Check out this project from Matthew at Victoria University, in New Zealand. Designed as a space that plays on the unease and uncertainty of the next earthquake, the museum manipulates the emotions of the visitors. The design attempts to create moments in which the relationship to the space triggers emotions of remembering, reflection, and enlightenment. The design challenges the assumed aesthetically pleasing and comforting nature of architecture. Check it out!
A museum is an iconic building, not just for the way it looks, but also how the program is designed. An earthquake is a tragic event that has a pronounced impact on society. It is not just the terror experience during the shocks, but also the anticipation of waiting for the next one that effects society. This ‘unease’ is key to the design of this earthquake museum, playing with users subconscious to manipulate their feelings and comfort: forming the design question bellow.

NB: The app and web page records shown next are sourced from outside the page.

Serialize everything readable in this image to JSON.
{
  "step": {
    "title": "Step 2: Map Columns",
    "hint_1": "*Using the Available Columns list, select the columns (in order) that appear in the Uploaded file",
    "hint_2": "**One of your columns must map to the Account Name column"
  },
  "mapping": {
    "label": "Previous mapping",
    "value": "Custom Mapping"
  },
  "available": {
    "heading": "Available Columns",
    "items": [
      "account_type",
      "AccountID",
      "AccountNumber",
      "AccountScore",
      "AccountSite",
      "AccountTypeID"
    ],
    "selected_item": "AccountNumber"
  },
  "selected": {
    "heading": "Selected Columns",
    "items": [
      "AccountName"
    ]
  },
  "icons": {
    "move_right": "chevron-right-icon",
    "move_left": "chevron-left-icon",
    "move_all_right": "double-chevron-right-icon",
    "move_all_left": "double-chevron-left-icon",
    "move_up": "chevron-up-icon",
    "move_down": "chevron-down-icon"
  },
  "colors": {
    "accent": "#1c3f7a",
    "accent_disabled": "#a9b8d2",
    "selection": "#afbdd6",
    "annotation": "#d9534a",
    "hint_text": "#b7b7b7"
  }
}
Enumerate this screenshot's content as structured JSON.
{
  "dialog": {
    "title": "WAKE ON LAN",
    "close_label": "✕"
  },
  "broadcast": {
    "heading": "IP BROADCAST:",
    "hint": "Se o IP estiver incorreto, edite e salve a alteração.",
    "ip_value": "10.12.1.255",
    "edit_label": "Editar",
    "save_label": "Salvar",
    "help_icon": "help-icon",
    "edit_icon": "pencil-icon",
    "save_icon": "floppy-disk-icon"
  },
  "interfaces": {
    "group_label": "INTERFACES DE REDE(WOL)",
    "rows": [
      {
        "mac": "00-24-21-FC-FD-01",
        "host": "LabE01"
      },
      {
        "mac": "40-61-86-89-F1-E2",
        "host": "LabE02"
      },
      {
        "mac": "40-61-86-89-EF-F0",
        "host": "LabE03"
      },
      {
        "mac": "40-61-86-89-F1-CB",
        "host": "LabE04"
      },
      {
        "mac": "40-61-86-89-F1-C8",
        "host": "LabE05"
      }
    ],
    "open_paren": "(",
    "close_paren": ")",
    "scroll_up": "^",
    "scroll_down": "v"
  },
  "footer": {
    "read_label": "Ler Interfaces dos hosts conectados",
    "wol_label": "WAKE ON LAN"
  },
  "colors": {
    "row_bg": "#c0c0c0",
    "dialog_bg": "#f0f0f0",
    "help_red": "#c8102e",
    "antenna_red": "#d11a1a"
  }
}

What is the intensity of a relationship between: users and space, building and ground and the building program? And how can this question standard architectural theory that architecture should be both pleasing to the eye and comfortable to the body.
All text and images via Matt’s blog on Cargo Collective